#### WHAT YOU WILL DO:
Could you return every record below exactly as it is written?

#### ENTRIES PROVIDED:
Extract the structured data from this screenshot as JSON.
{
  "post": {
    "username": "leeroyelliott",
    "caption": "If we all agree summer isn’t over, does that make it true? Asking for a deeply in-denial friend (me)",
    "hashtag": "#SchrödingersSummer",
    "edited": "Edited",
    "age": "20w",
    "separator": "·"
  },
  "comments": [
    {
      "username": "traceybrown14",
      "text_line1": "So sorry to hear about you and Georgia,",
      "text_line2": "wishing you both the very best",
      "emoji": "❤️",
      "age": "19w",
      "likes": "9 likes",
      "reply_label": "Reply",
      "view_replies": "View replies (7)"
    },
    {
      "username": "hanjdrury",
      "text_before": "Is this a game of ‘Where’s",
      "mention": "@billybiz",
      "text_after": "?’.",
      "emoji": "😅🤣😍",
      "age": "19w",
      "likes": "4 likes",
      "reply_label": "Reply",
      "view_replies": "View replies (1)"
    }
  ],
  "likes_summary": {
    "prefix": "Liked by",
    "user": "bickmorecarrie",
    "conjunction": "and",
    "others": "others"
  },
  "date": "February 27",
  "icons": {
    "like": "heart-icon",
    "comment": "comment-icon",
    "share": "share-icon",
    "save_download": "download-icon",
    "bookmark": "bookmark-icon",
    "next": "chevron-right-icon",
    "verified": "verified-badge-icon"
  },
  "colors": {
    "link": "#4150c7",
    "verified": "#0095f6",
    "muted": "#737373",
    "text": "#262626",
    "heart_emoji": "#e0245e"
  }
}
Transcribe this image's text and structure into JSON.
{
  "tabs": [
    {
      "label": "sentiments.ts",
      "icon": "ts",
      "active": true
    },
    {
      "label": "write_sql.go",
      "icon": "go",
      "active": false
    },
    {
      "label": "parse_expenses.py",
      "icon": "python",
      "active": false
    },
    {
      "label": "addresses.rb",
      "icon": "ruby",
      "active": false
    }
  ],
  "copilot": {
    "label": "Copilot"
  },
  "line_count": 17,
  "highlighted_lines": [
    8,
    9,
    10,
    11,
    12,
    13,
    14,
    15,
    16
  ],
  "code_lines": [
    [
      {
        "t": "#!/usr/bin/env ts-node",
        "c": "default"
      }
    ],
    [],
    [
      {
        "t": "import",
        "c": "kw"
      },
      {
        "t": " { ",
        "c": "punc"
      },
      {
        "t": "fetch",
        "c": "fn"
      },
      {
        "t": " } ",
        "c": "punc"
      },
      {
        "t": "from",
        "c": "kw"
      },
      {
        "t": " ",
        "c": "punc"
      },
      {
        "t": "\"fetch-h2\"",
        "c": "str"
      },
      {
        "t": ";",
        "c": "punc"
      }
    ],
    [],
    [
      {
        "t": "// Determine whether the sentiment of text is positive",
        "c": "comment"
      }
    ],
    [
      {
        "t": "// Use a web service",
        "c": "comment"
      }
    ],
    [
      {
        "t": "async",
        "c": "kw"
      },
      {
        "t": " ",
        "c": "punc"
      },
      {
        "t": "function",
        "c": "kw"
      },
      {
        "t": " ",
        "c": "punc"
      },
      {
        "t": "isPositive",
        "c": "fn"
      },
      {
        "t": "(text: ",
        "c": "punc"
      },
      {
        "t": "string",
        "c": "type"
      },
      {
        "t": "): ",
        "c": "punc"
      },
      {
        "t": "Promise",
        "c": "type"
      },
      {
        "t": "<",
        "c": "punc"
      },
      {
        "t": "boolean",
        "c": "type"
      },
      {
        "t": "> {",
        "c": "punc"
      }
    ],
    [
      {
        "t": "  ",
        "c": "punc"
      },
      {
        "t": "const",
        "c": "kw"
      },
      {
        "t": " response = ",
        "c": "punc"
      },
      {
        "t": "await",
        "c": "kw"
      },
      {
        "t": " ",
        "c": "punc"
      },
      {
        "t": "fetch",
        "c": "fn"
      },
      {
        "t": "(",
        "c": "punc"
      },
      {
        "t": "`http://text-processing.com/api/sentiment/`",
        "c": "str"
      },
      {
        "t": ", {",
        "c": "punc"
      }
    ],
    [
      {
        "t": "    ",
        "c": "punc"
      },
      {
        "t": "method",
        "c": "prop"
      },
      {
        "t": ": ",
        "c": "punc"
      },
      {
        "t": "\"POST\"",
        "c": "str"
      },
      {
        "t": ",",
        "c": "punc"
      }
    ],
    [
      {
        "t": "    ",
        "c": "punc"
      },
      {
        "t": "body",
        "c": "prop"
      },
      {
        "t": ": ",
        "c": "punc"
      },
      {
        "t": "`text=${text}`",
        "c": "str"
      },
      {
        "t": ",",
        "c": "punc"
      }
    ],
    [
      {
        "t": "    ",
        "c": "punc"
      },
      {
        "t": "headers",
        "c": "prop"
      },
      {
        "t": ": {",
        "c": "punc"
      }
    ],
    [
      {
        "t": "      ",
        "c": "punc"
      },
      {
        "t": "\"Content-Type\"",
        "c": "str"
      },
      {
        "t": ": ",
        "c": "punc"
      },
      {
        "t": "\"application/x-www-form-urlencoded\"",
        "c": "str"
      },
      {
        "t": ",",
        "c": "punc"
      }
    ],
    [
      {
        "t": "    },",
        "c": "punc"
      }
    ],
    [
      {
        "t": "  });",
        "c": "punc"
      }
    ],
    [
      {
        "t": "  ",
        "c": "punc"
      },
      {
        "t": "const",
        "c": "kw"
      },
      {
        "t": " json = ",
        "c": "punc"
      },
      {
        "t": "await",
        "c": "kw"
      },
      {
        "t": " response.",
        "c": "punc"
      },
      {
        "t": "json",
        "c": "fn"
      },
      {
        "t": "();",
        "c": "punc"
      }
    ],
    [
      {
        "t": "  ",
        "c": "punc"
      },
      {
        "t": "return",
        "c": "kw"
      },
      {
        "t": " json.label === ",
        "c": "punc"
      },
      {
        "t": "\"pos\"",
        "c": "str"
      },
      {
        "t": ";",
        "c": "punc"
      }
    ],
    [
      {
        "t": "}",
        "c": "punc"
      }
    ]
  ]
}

#### ANSWER TO THIS PROBLEM:
Extract the structured data from this screenshot as JSON.
{
  "post": {
    "username": "leeroyelliott",
    "caption": "If we all agree summer isn’t over, does that make it true? Asking for a deeply in-denial friend (me)",
    "hashtag": "#SchrödingersSummer",
    "edited": "Edited",
    "age": "20w",
    "separator": "·"
  },
  "comments": [
    {
      "username": "traceybrown14",
      "text_line1": "So sorry to hear about you and Georgia,",
      "text_line2": "wishing you both the very best",
      "emoji": "❤️",
      "age": "19w",
      "likes": "9 likes",
      "reply_label": "Reply",
      "view_replies": "View replies (7)"
    },
    {
      "username": "hanjdrury",
      "text_before": "Is this a game of ‘Where’s",
      "mention": "@billybiz",
      "text_after": "?’.",
      "emoji": "😅🤣😍",
      "age": "19w",
      "likes": "4 likes",
      "reply_label": "Reply",
      "view_replies": "View replies (1)"
    }
  ],
  "likes_summary": {
    "prefix": "Liked by",
    "user": "bickmorecarrie",
    "conjunction": "and",
    "others": "others"
  },
  "date": "February 27",
  "icons": {
    "like": "heart-icon",
    "comment": "comment-icon",
    "share": "share-icon",
    "save_download": "download-icon",
    "bookmark": "bookmark-icon",
    "next": "chevron-right-icon",
    "verified": "verified-badge-icon"
  },
  "colors": {
    "link": "#4150c7",
    "verified": "#0095f6",
    "muted": "#737373",
    "text": "#262626",
    "heart_emoji": "#e0245e"
  }
}
Transcribe this image's text and structure into JSON.
{
  "tabs": [
    {
      "label": "sentiments.ts",
      "icon": "ts",
      "active": true
    },
    {
      "label": "write_sql.go",
      "icon": "go",
      "active": false
    },
    {
      "label": "parse_expenses.py",
      "icon": "python",
      "active": false
    },
    {
      "label": "addresses.rb",
      "icon": "ruby",
      "active": false
    }
  ],
  "copilot": {
    "label": "Copilot"
  },
  "line_count": 17,
  "highlighted_lines": [
    8,
    9,
    10,
    11,
    12,
    13,
    14,
    15,
    16
  ],
  "code_lines": [
    [
      {
        "t": "#!/usr/bin/env ts-node",
        "c": "default"
      }
    ],
    [],
    [
      {
        "t": "import",
        "c": "kw"
      },
      {
        "t": " { ",
        "c": "punc"
      },
      {
        "t": "fetch",
        "c": "fn"
      },
      {
        "t": " } ",
        "c": "punc"
      },
      {
        "t": "from",
        "c": "kw"
      },
      {
        "t": " ",
        "c": "punc"
      },
      {
        "t": "\"fetch-h2\"",
        "c": "str"
      },
      {
        "t": ";",
        "c": "punc"
      }
    ],
    [],
    [
      {
        "t": "// Determine whether the sentiment of text is positive",
        "c": "comment"
      }
    ],
    [
      {
        "t": "// Use a web service",
        "c": "comment"
      }
    ],
    [
      {
        "t": "async",
        "c": "kw"
      },
      {
        "t": " ",
        "c": "punc"
      },
      {
        "t": "function",
        "c": "kw"
      },
      {
        "t": " ",
        "c": "punc"
      },
      {
        "t": "isPositive",
        "c": "fn"
      },
      {
        "t": "(text: ",
        "c": "punc"
      },
      {
        "t": "string",
        "c": "type"
      },
      {
        "t": "): ",
        "c": "punc"
      },
      {
        "t": "Promise",
        "c": "type"
      },
      {
        "t": "<",
        "c": "punc"
      },
      {
        "t": "boolean",
        "c": "type"
      },
      {
        "t": "> {",
        "c": "punc"
      }
    ],
    [
      {
        "t": "  ",
        "c": "punc"
      },
      {
        "t": "const",
        "c": "kw"
      },
      {
        "t": " response = ",
        "c": "punc"
      },
      {
        "t": "await",
        "c": "kw"
      },
      {
        "t": " ",
        "c": "punc"
      },
      {
        "t": "fetch",
        "c": "fn"
      },
      {
        "t": "(",
        "c": "punc"
      },
      {
        "t": "`http://text-processing.com/api/sentiment/`",
        "c": "str"
      },
      {
        "t": ", {",
        "c": "punc"
      }
    ],
    [
      {
        "t": "    ",
        "c": "punc"
      },
      {
        "t": "method",
        "c": "prop"
      },
      {
        "t": ": ",
        "c": "punc"
      },
      {
        "t": "\"POST\"",
        "c": "str"
      },
      {
        "t": ",",
        "c": "punc"
      }
    ],
    [
      {
        "t": "    ",
        "c": "punc"
      },
      {
        "t": "body",
        "c": "prop"
      },
      {
        "t": ": ",
        "c": "punc"
      },
      {
        "t": "`text=${text}`",
        "c": "str"
      },
      {
        "t": ",",
        "c": "punc"
      }
    ],
    [
      {
        "t": "    ",
        "c": "punc"
      },
      {
        "t": "headers",
        "c": "prop"
      },
      {
        "t": ": {",
        "c": "punc"
      }
    ],
    [
      {
        "t": "      ",
        "c": "punc"
      },
      {
        "t": "\"Content-Type\"",
        "c": "str"
      },
      {
        "t": ": ",
        "c": "punc"
      },
      {
        "t": "\"application/x-www-form-urlencoded\"",
        "c": "str"
      },
      {
        "t": ",",
        "c": "punc"
      }
    ],
    [
      {
        "t": "    },",
        "c": "punc"
      }
    ],
    [
      {
        "t": "  });",
        "c": "punc"
      }
    ],
    [
      {
        "t": "  ",
        "c": "punc"
      },
      {
        "t": "const",
        "c": "kw"
      },
      {
        "t": " json = ",
        "c": "punc"
      },
      {
        "t": "await",
        "c": "kw"
      },
      {
        "t": " response.",
        "c": "punc"
      },
      {
        "t": "json",
        "c": "fn"
      },
      {
        "t": "();",
        "c": "punc"
      }
    ],
    [
      {
        "t": "  ",
        "c": "punc"
      },
      {
        "t": "return",
        "c": "kw"
      },
      {
        "t": " json.label === ",
        "c": "punc"
      },
      {
        "t": "\"pos\"",
        "c": "str"
      },
      {
        "t": ";",
        "c": "punc"
      }
    ],
    [
      {
        "t": "}",
        "c": "punc"
      }
    ]
  ]
}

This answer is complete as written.